Data about app and page elements
_ _ _ _
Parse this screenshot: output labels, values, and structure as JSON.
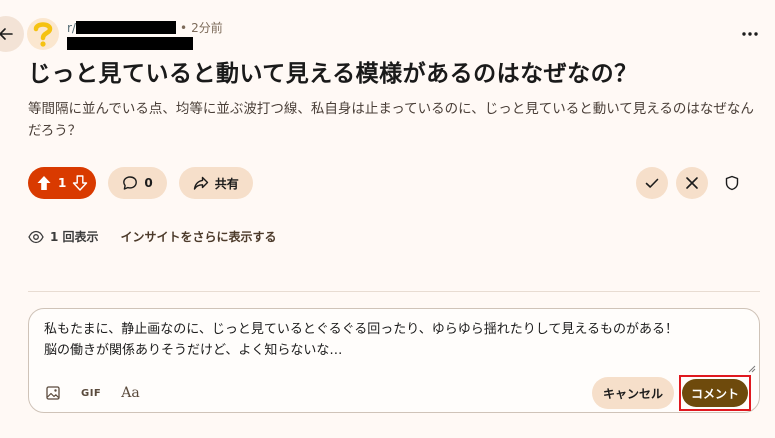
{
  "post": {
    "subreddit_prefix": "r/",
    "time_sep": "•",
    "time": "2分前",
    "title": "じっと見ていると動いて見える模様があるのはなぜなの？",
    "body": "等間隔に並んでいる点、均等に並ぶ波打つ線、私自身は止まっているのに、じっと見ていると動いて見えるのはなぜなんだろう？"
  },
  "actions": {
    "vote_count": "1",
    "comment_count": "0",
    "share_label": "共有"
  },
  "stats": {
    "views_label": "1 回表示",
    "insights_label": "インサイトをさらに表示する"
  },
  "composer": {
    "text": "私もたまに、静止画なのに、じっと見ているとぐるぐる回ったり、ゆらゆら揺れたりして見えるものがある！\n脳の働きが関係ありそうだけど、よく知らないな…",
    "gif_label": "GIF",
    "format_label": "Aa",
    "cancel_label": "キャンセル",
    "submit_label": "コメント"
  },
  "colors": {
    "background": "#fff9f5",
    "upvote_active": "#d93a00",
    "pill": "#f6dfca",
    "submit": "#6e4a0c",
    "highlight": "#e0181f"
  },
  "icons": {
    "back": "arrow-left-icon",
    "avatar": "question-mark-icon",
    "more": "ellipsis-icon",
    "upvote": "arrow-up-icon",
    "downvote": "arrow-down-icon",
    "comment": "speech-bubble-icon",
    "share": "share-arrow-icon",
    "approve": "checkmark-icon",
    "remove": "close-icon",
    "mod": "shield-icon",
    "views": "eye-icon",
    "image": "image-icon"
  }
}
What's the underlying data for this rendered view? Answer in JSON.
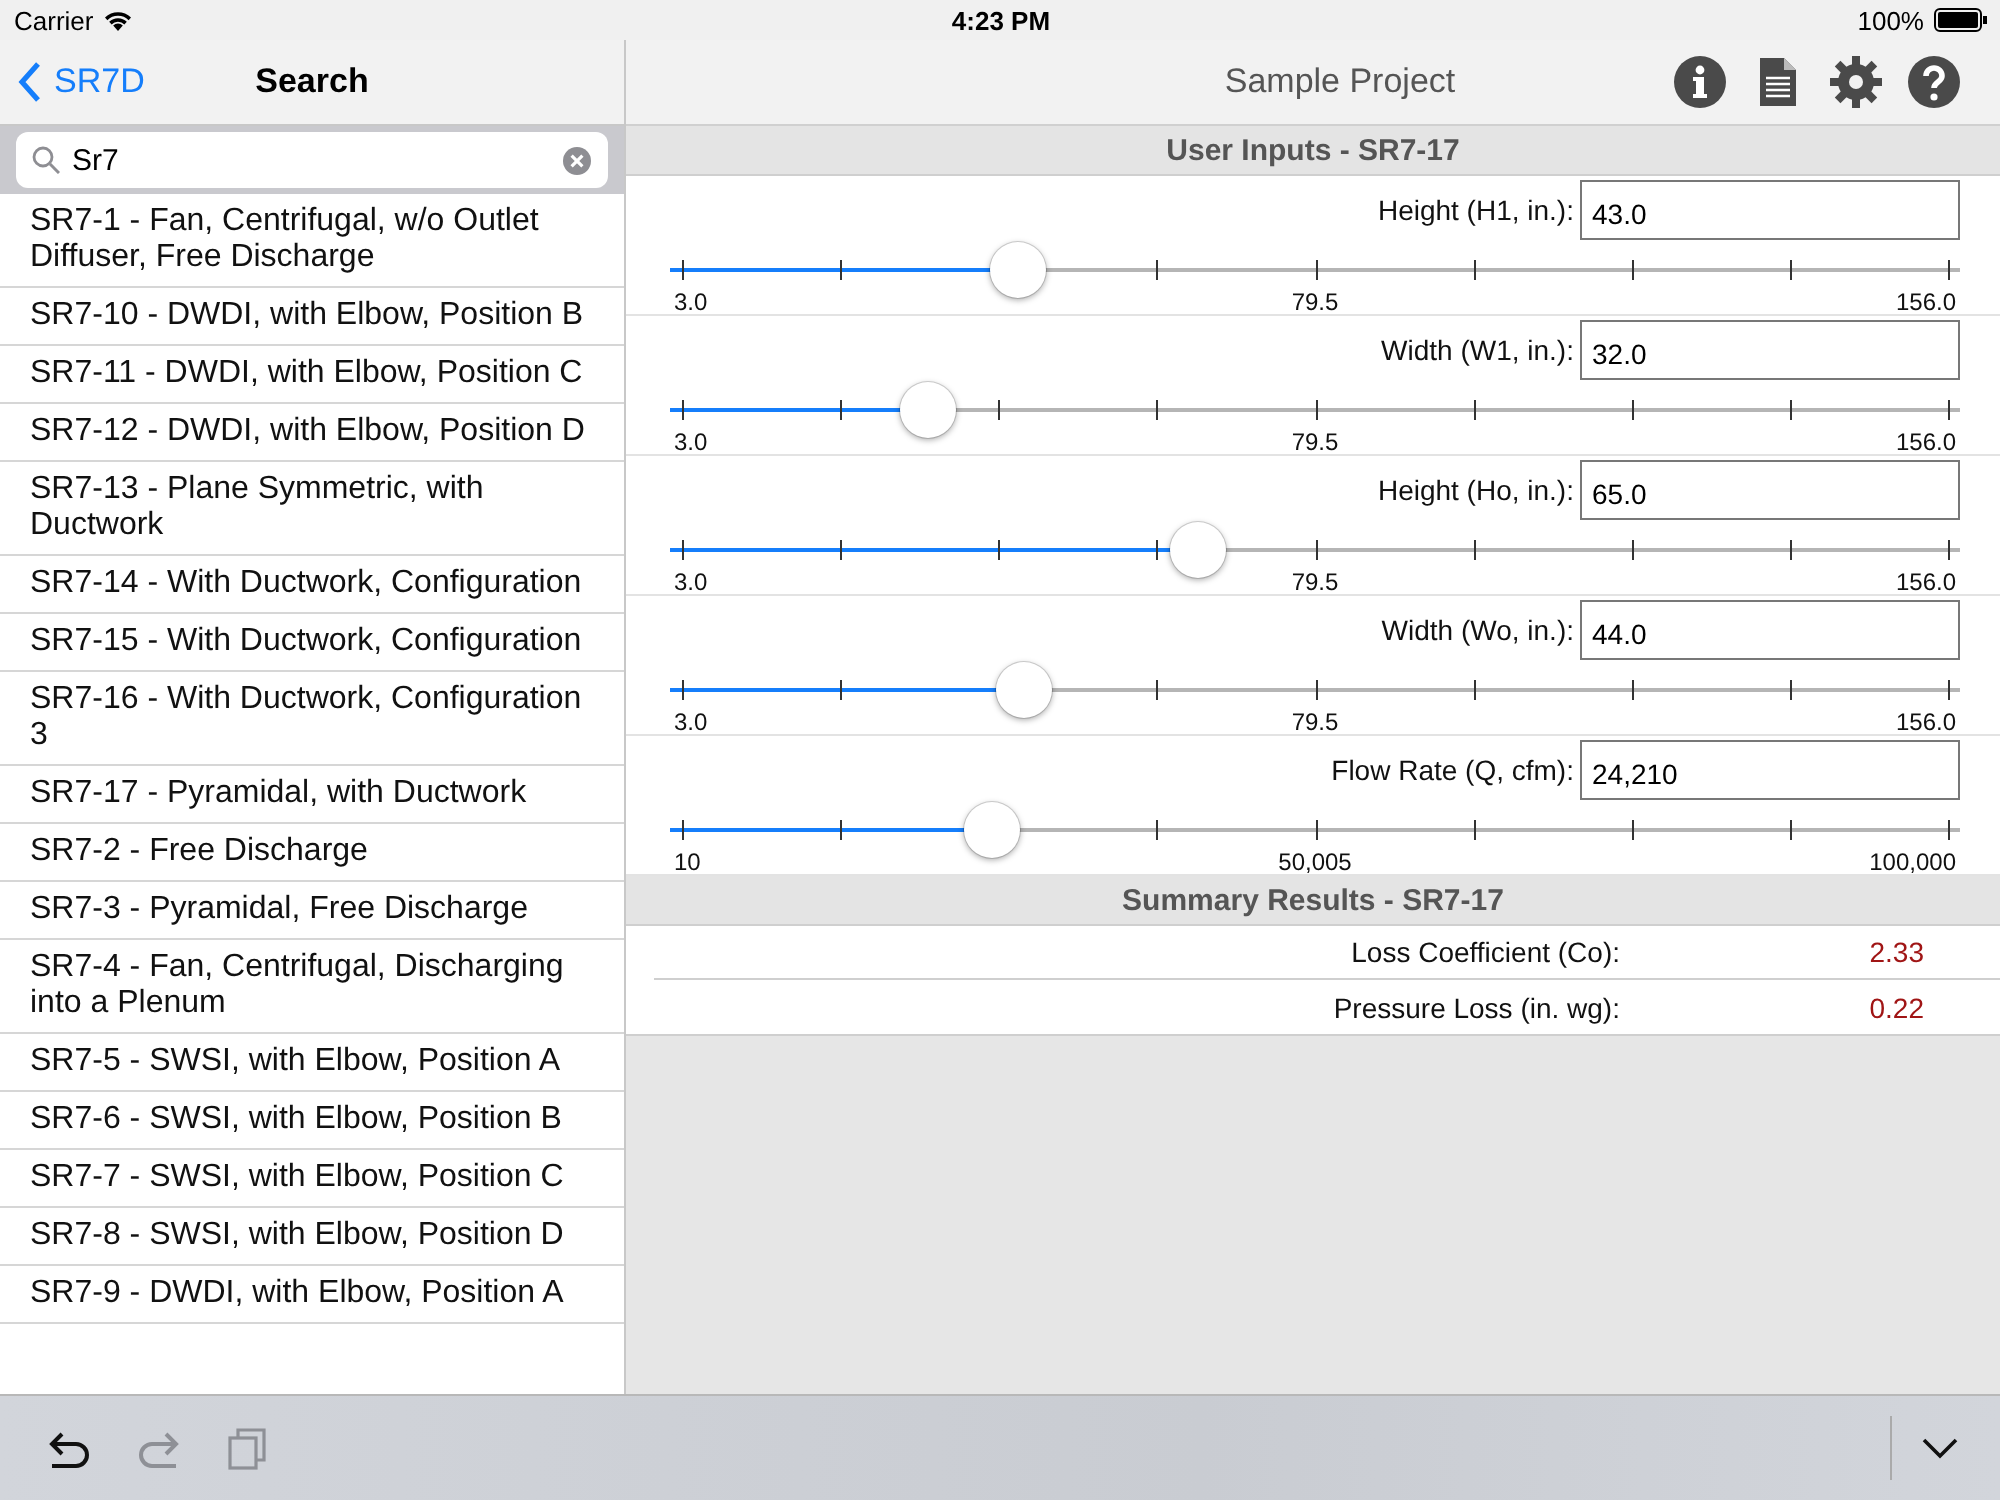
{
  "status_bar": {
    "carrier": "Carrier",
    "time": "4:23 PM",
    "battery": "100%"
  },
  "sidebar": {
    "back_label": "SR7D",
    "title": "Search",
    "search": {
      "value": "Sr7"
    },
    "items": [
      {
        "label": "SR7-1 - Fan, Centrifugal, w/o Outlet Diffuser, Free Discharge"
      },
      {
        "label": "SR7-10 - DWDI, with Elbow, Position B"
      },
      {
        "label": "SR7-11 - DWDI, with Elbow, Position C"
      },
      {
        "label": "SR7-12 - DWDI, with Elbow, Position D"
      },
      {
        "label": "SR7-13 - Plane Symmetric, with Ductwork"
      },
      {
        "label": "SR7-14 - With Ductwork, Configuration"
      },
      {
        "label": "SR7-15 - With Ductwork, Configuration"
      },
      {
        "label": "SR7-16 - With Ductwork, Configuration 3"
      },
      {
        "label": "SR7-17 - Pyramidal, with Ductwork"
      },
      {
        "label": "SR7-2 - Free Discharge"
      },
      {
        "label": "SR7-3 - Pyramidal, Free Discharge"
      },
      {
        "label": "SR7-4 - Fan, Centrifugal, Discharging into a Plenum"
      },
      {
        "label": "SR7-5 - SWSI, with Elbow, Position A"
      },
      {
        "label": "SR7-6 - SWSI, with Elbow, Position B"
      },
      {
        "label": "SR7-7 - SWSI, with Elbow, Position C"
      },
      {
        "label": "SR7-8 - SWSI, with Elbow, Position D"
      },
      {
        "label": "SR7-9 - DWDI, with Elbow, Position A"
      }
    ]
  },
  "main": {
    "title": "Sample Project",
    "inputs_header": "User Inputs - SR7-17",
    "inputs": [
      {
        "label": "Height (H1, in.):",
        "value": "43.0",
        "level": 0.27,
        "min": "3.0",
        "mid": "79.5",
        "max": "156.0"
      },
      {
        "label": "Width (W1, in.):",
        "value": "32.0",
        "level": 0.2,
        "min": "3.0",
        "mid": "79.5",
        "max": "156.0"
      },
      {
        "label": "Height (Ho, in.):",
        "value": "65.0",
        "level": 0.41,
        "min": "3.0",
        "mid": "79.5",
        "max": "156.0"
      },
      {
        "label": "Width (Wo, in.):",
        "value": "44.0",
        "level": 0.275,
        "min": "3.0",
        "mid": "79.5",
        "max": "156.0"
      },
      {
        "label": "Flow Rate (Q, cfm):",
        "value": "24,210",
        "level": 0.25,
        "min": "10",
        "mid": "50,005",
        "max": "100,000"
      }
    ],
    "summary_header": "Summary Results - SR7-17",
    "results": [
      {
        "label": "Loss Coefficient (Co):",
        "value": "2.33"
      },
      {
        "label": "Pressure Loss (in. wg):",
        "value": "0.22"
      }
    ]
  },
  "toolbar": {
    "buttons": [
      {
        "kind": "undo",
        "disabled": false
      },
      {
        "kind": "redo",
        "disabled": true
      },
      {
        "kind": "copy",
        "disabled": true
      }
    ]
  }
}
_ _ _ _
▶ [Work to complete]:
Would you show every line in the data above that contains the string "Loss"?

▶ [Output for this exercise]:
        "label": "Loss Coefficient (Co):",
        "label": "Pressure Loss (in. wg):",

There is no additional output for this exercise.